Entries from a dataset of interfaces
--- START ---
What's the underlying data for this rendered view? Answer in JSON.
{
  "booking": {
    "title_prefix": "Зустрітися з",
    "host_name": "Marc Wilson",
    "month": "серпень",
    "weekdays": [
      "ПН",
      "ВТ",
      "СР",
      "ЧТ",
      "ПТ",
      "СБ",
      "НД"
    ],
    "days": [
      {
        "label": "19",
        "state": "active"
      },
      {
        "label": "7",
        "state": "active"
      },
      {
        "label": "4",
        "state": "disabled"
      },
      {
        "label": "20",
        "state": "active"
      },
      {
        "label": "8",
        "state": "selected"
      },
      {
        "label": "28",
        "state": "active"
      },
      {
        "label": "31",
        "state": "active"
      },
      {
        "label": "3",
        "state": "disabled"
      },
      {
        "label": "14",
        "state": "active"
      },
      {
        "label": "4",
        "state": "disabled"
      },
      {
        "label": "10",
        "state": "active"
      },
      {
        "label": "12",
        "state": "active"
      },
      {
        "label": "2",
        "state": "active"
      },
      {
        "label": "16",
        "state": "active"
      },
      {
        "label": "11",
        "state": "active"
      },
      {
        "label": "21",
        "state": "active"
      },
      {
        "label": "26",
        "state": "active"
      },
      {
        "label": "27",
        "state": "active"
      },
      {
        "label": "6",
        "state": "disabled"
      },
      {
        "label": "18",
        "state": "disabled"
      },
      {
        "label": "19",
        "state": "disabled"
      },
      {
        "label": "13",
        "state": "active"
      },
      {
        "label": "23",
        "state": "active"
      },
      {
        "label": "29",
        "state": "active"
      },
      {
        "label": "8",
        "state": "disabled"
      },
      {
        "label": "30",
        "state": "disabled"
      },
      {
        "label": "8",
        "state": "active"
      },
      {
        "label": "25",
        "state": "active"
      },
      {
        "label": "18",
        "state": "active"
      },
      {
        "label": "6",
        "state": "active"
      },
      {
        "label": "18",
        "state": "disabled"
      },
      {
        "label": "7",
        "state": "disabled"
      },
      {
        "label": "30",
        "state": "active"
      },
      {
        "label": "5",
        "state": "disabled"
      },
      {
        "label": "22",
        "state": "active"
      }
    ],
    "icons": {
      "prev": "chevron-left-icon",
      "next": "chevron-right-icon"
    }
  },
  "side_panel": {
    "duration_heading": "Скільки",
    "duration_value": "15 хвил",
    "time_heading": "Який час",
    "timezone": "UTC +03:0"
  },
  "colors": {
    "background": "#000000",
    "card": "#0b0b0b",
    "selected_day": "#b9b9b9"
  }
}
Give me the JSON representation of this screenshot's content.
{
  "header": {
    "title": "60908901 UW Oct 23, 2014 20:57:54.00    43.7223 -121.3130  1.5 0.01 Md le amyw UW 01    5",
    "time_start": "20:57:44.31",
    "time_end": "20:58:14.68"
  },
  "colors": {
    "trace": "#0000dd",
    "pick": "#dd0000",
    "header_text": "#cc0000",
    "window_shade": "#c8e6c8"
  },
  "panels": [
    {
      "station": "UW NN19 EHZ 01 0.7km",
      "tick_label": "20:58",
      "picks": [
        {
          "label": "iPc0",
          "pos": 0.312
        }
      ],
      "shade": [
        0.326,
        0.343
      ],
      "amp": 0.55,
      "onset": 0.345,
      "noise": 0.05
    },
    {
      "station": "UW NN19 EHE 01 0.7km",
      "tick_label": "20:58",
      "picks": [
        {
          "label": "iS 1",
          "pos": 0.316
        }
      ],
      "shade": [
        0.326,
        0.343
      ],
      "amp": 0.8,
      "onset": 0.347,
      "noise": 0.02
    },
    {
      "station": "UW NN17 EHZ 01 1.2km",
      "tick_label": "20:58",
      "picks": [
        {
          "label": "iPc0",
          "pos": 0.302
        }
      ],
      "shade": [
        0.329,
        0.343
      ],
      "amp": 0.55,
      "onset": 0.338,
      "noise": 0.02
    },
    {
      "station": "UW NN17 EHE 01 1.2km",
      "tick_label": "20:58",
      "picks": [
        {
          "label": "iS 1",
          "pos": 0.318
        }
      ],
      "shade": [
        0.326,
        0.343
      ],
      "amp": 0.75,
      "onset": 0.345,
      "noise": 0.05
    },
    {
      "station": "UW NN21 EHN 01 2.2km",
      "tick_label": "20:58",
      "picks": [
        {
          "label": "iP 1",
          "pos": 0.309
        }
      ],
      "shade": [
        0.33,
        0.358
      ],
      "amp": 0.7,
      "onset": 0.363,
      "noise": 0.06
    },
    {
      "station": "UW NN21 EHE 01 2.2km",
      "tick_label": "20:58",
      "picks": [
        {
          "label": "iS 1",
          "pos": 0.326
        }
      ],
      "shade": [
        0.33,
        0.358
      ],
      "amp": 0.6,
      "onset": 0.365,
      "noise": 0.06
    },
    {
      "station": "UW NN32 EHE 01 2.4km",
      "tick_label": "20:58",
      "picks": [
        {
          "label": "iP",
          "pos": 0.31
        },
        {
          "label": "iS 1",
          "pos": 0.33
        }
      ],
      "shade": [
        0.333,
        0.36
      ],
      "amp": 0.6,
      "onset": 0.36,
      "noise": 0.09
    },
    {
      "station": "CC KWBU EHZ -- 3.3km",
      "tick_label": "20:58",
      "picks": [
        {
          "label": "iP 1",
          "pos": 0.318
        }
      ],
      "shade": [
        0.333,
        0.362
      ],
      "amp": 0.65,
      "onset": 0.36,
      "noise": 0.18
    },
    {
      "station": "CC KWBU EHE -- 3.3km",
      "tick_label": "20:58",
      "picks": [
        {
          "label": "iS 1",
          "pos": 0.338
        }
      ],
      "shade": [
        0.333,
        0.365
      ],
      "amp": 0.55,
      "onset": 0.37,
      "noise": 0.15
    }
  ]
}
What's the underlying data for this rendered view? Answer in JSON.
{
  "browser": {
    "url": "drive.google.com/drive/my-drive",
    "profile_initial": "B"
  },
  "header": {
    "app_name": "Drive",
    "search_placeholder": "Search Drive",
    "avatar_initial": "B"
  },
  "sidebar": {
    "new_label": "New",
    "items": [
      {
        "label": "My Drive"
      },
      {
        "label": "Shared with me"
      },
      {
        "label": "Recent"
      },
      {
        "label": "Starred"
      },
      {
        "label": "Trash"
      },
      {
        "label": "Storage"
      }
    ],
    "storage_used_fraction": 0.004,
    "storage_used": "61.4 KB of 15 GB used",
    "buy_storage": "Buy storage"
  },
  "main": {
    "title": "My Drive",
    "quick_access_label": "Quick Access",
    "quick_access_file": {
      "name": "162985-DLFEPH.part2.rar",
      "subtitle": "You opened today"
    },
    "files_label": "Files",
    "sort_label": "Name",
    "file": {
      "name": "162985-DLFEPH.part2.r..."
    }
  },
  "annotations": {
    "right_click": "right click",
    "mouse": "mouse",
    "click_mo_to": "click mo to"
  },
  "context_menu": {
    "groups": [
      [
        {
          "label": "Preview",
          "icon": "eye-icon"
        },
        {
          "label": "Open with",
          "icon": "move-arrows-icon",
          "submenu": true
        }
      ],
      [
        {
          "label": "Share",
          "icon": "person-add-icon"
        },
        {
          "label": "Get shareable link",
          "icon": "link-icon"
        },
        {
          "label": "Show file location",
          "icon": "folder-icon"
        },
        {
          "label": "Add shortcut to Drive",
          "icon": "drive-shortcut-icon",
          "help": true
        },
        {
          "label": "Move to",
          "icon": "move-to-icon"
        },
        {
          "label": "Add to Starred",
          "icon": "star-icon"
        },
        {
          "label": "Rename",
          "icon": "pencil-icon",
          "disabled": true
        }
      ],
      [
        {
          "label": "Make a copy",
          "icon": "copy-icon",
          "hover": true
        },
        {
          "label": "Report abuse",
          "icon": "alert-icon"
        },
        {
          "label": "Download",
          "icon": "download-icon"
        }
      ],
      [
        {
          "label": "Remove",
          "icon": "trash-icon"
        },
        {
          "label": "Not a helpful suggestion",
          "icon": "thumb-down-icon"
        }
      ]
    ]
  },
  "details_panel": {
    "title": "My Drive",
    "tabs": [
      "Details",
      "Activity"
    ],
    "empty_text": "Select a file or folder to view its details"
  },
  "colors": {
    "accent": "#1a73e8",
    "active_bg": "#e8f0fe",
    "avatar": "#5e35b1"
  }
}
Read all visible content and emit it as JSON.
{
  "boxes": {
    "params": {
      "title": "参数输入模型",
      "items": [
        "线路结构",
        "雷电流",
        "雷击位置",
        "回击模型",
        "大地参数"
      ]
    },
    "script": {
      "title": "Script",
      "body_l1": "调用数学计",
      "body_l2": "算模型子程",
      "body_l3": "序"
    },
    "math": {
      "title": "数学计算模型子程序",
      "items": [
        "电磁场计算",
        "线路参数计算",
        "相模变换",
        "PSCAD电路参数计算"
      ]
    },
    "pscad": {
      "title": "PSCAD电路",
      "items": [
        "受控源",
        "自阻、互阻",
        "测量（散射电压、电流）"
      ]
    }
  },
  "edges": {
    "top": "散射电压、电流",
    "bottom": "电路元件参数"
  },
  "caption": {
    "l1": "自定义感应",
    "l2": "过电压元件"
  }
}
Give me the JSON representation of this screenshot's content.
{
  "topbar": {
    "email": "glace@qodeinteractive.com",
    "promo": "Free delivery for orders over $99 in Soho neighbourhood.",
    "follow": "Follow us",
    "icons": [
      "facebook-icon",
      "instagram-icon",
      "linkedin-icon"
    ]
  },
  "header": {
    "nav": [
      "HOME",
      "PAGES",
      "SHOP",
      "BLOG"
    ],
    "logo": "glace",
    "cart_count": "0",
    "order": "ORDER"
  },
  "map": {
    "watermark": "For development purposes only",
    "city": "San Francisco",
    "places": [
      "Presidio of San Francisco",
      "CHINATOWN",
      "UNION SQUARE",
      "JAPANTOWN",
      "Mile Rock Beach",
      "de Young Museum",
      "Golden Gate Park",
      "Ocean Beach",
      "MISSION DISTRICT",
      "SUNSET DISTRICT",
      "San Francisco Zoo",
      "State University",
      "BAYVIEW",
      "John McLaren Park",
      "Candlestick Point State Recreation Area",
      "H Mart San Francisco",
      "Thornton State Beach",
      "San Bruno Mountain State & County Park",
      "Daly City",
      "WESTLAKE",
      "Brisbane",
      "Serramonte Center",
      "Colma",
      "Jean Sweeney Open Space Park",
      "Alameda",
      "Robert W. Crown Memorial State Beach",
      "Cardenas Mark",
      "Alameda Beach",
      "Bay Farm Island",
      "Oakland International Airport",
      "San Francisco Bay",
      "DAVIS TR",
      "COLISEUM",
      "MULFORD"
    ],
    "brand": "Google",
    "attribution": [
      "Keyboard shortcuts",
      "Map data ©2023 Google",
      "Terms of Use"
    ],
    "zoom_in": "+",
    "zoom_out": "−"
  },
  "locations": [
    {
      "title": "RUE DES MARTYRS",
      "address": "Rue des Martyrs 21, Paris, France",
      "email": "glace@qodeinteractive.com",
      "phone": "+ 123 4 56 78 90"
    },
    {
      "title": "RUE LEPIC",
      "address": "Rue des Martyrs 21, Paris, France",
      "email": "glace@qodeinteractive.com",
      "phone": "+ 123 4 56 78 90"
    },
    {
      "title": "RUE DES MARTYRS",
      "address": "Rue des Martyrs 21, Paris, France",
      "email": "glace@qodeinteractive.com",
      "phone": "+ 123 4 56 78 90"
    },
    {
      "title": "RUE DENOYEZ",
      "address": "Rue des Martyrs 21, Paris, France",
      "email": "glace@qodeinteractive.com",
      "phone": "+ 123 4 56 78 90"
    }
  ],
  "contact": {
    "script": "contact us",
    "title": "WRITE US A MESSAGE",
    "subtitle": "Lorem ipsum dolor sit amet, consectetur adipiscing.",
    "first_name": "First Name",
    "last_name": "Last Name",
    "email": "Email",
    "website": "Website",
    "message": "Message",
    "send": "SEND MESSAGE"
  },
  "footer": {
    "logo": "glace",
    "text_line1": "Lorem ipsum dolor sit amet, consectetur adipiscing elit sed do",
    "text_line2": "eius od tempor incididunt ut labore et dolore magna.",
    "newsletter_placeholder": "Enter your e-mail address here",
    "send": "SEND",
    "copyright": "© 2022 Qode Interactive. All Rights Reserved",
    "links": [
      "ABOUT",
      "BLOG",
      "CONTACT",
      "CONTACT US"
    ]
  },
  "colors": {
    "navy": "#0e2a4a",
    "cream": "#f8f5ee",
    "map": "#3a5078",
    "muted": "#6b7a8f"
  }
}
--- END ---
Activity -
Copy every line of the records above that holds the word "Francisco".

Reply -
    "city": "San Francisco",
      "Presidio of San Francisco",
      "San Francisco Zoo",
      "H Mart San Francisco",
      "San Francisco Bay",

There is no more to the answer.